Whether the presence of on-site coronary angiographic facilities (CAF) influences the use of invasive coronary procedures and the outcome of acute myocardial infarction in coronary care units was studied. A prospective survey was conducted early in 1992 when 1014 consecutive patients with acute infarction were admitted. Of them 707 (70%) were admitted to coronary care units of hospitals with, and 307 (30%) without CAF. Thrombolytic therapy was given to 46% in both groups. Those admitted to hospitals with CAF underwent more coronary angiographies (26%) and percutaneous transluminal angiography and/or coronary artery bypass grafting (12%) than those without CAF (10 and 5%, respectively--p < 0.005). In-hospital and 1-year mortality were 11 and 18% respectively in those with CAF, vs 10 and 11%, respectively, in those without CAF. All patients treated with a thrombolytic agent had similar mortality, unrelated to the availability of CAF. The survey showed that the availability of on-site coronary angiography facilities led to greater use of invasive coronary procedures in cases of acute myocardial infarction, but there was no significant difference in mortality.

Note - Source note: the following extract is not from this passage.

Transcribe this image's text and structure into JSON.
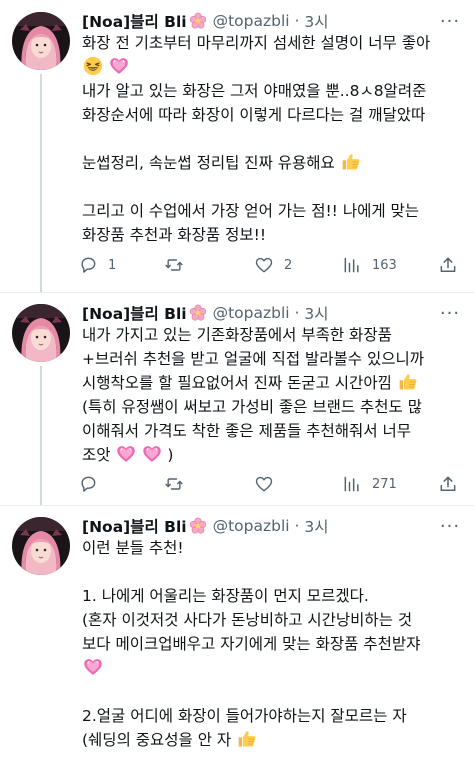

|Pages (from-to)||361-364, 432|
|State||Published - 1 Jan 1994|